Last week, Parkland Memorial Hospital announced that free x-ray screenings would be provided to anyone who lived near or worked at the W.R. Grace & Company vermiculite plant in West Dallas. The plant has been closed since 1992, but the latency period of asbestos illnesses means that the health of hundreds of people is still in jeopardy. Vermiculite is by itself an innocuous substance. However, the vermiculite processed by W.R. Grace & Company was frequently contaminated with asbestos fibers. In May of 2007, nearly one-third of a group of 25 people were discovered to have asbestos-related diseases when screened by Dallas health officials. It was then proposed that a larger screening be made available to the public. When Parkland Memorial issued the announcement, however, they were unprepared for the response. Over 500 people who at one time lived near and worked in and around the W.R. Grace factory responded. Over half of them had to be turned away. Sue Pickens, Parkland Memorial’s Director of Strategic Planning, said, “People are hurting and sick, and they’re looking for ways to get help.” Because health care in the U.S. is considered a consumer commodity rather than a right, such screenings are not freely available by qualified medical institutions.
Political leaders, lawmakers and all but one of the current 2008 presidential candidates continue to insist that the “private sector” will provide solutions.
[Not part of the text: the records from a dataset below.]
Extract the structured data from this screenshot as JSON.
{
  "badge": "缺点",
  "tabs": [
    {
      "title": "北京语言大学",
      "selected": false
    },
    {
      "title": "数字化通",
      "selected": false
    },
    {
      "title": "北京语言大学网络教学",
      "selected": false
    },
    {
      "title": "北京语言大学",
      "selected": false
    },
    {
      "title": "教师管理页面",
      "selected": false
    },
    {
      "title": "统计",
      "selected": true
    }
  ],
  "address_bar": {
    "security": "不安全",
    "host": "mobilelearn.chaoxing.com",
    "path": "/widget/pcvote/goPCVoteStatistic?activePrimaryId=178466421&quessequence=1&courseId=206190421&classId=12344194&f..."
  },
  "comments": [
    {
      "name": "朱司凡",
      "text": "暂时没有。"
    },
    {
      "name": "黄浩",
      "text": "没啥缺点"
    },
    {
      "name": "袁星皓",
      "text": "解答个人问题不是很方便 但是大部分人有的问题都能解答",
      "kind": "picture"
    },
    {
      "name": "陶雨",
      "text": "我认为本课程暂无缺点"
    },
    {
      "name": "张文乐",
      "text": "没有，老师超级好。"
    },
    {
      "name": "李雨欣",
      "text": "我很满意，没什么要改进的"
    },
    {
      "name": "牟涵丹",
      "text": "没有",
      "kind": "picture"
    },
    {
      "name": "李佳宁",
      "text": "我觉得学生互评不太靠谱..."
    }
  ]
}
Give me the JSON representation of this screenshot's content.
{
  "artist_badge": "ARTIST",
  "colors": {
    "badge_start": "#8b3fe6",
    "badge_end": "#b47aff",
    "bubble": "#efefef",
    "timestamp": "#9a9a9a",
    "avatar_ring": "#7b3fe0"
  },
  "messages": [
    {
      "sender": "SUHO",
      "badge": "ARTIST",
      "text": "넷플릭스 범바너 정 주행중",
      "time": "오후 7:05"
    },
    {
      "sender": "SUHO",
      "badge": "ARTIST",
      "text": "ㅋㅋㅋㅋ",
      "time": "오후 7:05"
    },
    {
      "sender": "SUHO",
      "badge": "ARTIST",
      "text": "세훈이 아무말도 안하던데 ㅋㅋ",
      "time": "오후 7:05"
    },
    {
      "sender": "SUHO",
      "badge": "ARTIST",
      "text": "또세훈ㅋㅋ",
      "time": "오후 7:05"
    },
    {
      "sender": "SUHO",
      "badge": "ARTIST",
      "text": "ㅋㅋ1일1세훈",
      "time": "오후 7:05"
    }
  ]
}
The problem is that the “private sector” is under no obligation to serve the public good; it must, however maximize profits. Unfortunately, screenings for asbestos illnesses are not profitable for private health insurance companies. Therefore, many who need such services are denied them unless they are able to pay the ever-increasing fees charged by the radiology groups. The other problem this situation creates is the opportunity for scam artists to offer “low-cost” mass screenings performed by unqualified personnel in parking lots and hotel rooms. These kinds of “mass screenings” have been used by unethical lawyers to “harvest” clients. Unfortunately, x-rays and diagnoses provided in such mass screenings are usually not accepted as evidence in asbestos trials and do more harm than good to the plaintiff’s case. The screening at Parkland Memorial was made possible by a grant so that corporate shareholders and CEOs were not inconvenienced or denied compensation.